When you watch a show like “Seinfeld,” you know what type of humor to expect – it’s stuff that Jerry Seinfeld would use in a stand-up comedy routine. When you watch “Broad City,” you also know what kind of humor to expect. But you just never know what to expect from “Crazy Ex-Girlfriend.” Part of that is by design – Rachel Bloom has pioneered a new form of musical comedy that’s unlike anything you’ve seen or heard before. And it’s crazy.
At times, the humor is whimsical, and at other times, it’s just plain grim. At times, the humor is slow and steady, and at other times, it’s fast-paced. At times, it’s almost conventional, and at other times, it’s edgy and risqué and just about any other adjective that basically amounts of DGAF.
And that DGAF attitude is why some people say that “Crazy Ex-Girlfriend” is really meant for something bigger than network TV. You can’t try to wedge it into a conventional TV time slot. The show is going to demand a different kind of audience than you’re going to get in primetime – more of a YouTube or Netflix audience.
The good news is that “Crazy Ex-Girlfriend” has been renewed for a third season. You know what they say – the third time is a charm.
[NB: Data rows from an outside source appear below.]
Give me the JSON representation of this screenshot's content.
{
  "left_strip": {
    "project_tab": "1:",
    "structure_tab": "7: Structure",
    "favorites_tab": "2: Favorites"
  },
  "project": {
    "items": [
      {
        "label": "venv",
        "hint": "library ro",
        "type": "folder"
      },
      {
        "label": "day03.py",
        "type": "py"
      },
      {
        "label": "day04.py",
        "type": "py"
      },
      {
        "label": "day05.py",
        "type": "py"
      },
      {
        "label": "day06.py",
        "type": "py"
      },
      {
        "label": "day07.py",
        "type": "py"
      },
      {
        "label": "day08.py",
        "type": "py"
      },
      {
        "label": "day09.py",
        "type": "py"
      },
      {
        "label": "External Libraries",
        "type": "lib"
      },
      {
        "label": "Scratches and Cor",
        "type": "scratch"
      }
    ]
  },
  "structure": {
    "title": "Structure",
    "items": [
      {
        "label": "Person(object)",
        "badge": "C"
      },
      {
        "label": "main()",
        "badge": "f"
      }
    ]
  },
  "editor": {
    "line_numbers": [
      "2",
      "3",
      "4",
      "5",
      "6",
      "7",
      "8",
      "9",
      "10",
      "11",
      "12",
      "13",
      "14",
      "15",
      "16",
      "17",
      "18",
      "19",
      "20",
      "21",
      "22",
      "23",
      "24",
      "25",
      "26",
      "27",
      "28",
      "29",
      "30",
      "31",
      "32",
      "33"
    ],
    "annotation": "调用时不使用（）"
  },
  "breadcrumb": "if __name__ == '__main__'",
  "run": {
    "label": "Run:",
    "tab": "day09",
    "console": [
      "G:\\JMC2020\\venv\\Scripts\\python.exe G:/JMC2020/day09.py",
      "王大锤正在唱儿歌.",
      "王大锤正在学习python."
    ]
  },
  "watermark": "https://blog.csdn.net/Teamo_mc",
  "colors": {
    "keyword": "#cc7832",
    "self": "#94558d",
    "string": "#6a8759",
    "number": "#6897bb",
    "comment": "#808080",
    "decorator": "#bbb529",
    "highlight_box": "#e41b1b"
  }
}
We’ve started to fall in love with the comic genius of the show, and 2017 could be the year that “Crazy Ex-Girlfriend” finally becomes the huge comic breakout hit that it deserves to be. Check out Crazy Ex Girlfriend on Netflix — all you need is a speedy web connection from XFINITY!